Offshore blowing strong

Wind energy plays a cardinal role in the German renewable-energy mix. From the niche product of the 1990s it has evolved into a flagship of German mechanical engineering. Off our coasts more and more wind power units are feeding electricity into the grid.

Federal Minister for Economic Affairs and Energy Sigmar Gabriel visits the offshore windpark "Baltic 1"Sigmar Gabriel, Federal Minister for Economic Affairs and Energy © dpa

With a share of more than a third of electricity stemming from renewable sources, wind energy plays a cardinal role in the renewable-energy mix in Germany. Further to more and more new units on suitable onshore locations and the replacement of older, smaller units by modern, more powerful installations – this is called "repowering" – offshore wind power is also being expanded step by step. Most of the offshore projects in planning and under construction are located on the high seas off the German North Sea and Baltic coasts. Here experience is currently being gathered with projects in deep waters and at distances from the coastline that have never before been implemented in this form in Europe or anywhere else in the world.

Because wind speeds offshore are more constant and higher than on land, offshore units can generate much more output. By the end of December 2014, 258 wind power units in the German North Sea and Baltic Sea with a rated output totalling about one gigawatt were connected to the grid. The environmentally friendly electricity generated there is enough to supply more than a million households. In late November 2014, for example, the North Sea windfarm Meerwind Süd/Ost, situated to the north of the island of Heligoland, went on line with 80 wind power units – each with a rated output of 3.6 megawatts.

Infographic on growth of wind power at sea, December 2014© Chart: BMWi; Data: BWE/ VDMA Power system

Concrete expansion targets for more reliable planning

A prime target of the amended Renewable Energy Sources Act (EEG) that came into effect on 1 August 2014 is to steer the expansion of the renewables more intelligently. In view of the comparatively long lead times and high investments required for offshore windfarms, operators and investors need dependable terms of reference for their planning. Those intending to construct new installations can now choose between two assisted funding models: if they opt for what is called the accelerated model they get a higher price (19 cents per kilowatt-hour) for the electricity they feed into the grid for a shorter period of eight years. This makes for faster refinancing and reduces the investment risk. The EEG reform guarantees the availability of this instrument until the end of 2019. Under the alternative baseline model, by contrast, the guaranteed price is lower, at 15 cents per kilowatt-hour, but is paid for a longer term of 12 years.

At the same time, steering the amount of offshore wind power generated provides security for investment: the expansion target of 6,500 megawatts of installed capacity by 2020 ensures that the projects already in planning can be implemented as intended. Under the terms of the new ceiling on expansion, fixed at 15,000 megawatts by 2030, on average two new offshore windfarms per year can be installed as of 2020.

Federal Network Agency assigns line and connection capacities

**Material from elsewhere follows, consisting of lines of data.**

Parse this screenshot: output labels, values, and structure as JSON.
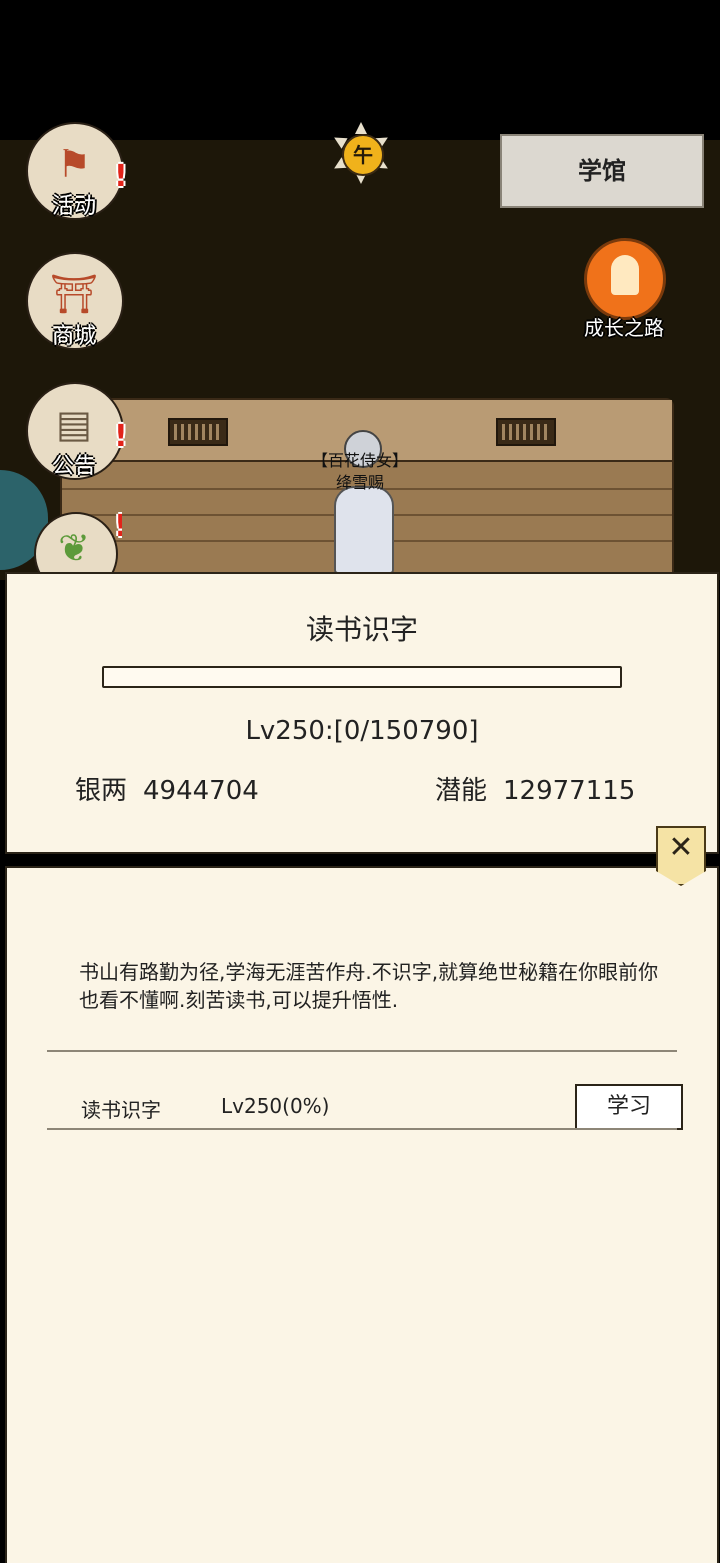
{
  "hud": {
    "time_glyph": "午",
    "location": "学馆",
    "buttons": [
      {
        "label": "活动",
        "icon": "flag-icon",
        "alert": "!"
      },
      {
        "label": "商城",
        "icon": "shop-icon"
      },
      {
        "label": "公告",
        "icon": "notice-icon",
        "alert": "!"
      },
      {
        "label": "",
        "icon": "tree-icon",
        "alert": "!"
      }
    ],
    "growth_label": "成长之路"
  },
  "npc": {
    "title": "【百花侍女】",
    "name": "绛雪赐"
  },
  "panel": {
    "title": "读书识字",
    "progress_fraction": 0,
    "level_line": "Lv250:[0/150790]",
    "silver_label": "银两",
    "silver_value": "4944704",
    "potential_label": "潜能",
    "potential_value": "12977115"
  },
  "detail": {
    "description": "书山有路勤为径,学海无涯苦作舟.不识字,就算绝世秘籍在你眼前你也看不懂啊.刻苦读书,可以提升悟性.",
    "skill_label": "读书识字",
    "skill_level": "Lv250(0%)",
    "learn_button": "学习",
    "close_glyph": "✕"
  }
}
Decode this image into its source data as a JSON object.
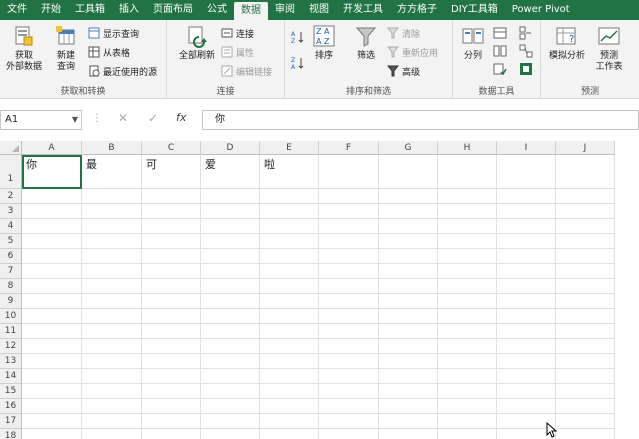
{
  "tabs": [
    "文件",
    "开始",
    "工具箱",
    "插入",
    "页面布局",
    "公式",
    "数据",
    "审阅",
    "视图",
    "开发工具",
    "方方格子",
    "DIY工具箱",
    "Power Pivot"
  ],
  "active_tab": "数据",
  "ribbon": {
    "get_transform": {
      "label": "获取和转换",
      "get_external_line1": "获取",
      "get_external_line2": "外部数据",
      "new_query_line1": "新建",
      "new_query_line2": "查询",
      "show_queries": "显示查询",
      "from_table": "从表格",
      "recent_sources": "最近使用的源"
    },
    "connections": {
      "label": "连接",
      "refresh_all": "全部刷新",
      "connections": "连接",
      "properties": "属性",
      "edit_links": "编辑链接"
    },
    "sort_filter": {
      "label": "排序和筛选",
      "sort": "排序",
      "filter": "筛选",
      "clear": "清除",
      "reapply": "重新应用",
      "advanced": "高级"
    },
    "data_tools": {
      "label": "数据工具",
      "split": "分列"
    },
    "forecast": {
      "label": "预测",
      "what_if": "模拟分析",
      "forecast_sheet_line1": "预测",
      "forecast_sheet_line2": "工作表"
    }
  },
  "formula_bar": {
    "name_box": "A1",
    "cancel": "✕",
    "enter": "✓",
    "fx": "fx",
    "content": "你"
  },
  "grid": {
    "columns": [
      "A",
      "B",
      "C",
      "D",
      "E",
      "F",
      "G",
      "H",
      "I",
      "J"
    ],
    "rows": [
      "1",
      "2",
      "3",
      "4",
      "5",
      "6",
      "7",
      "8",
      "9",
      "10",
      "11",
      "12",
      "13",
      "14",
      "15",
      "16",
      "17",
      "18"
    ],
    "row1_values": [
      "你",
      "最",
      "可",
      "爱",
      "啦",
      "",
      "",
      "",
      "",
      ""
    ]
  }
}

Being able to connect the offshore windfarms to the grid on schedule is a major factor in creating certainty for long-term planning of projects and investment. Since 2013, the ongoing upgrading of the offshore grid connections has been based on an offshore grid development plan (O-NEP) to be drawn up by the German transmission grid operators and submitted to the Federal Network Agency (BNA) every year. This plan identifies the need for transmission capacities and co-ordinates the expansion of grid capacities at sea and on land. Following the amendments to the Energy Industry Act (EnWG) which came into effect on 1 August 2014, the German regulatory authority, the Federal Network Agency, is also responsible for assigning free power line and connection capacities in the North Sea and the Baltic to offshore windfarms. To this end it has published preliminary rules for an objective, transparent and non-discriminatory assignment procedure. Specifically, it has defined the prerequisites an applicant has to fulfil to be allowed to request these connection capacities and the procedure for auctioning the available connections if too many applications are received. By the end of February 2015, capacities totalling about 7,500 MW had been assigned to windfarms.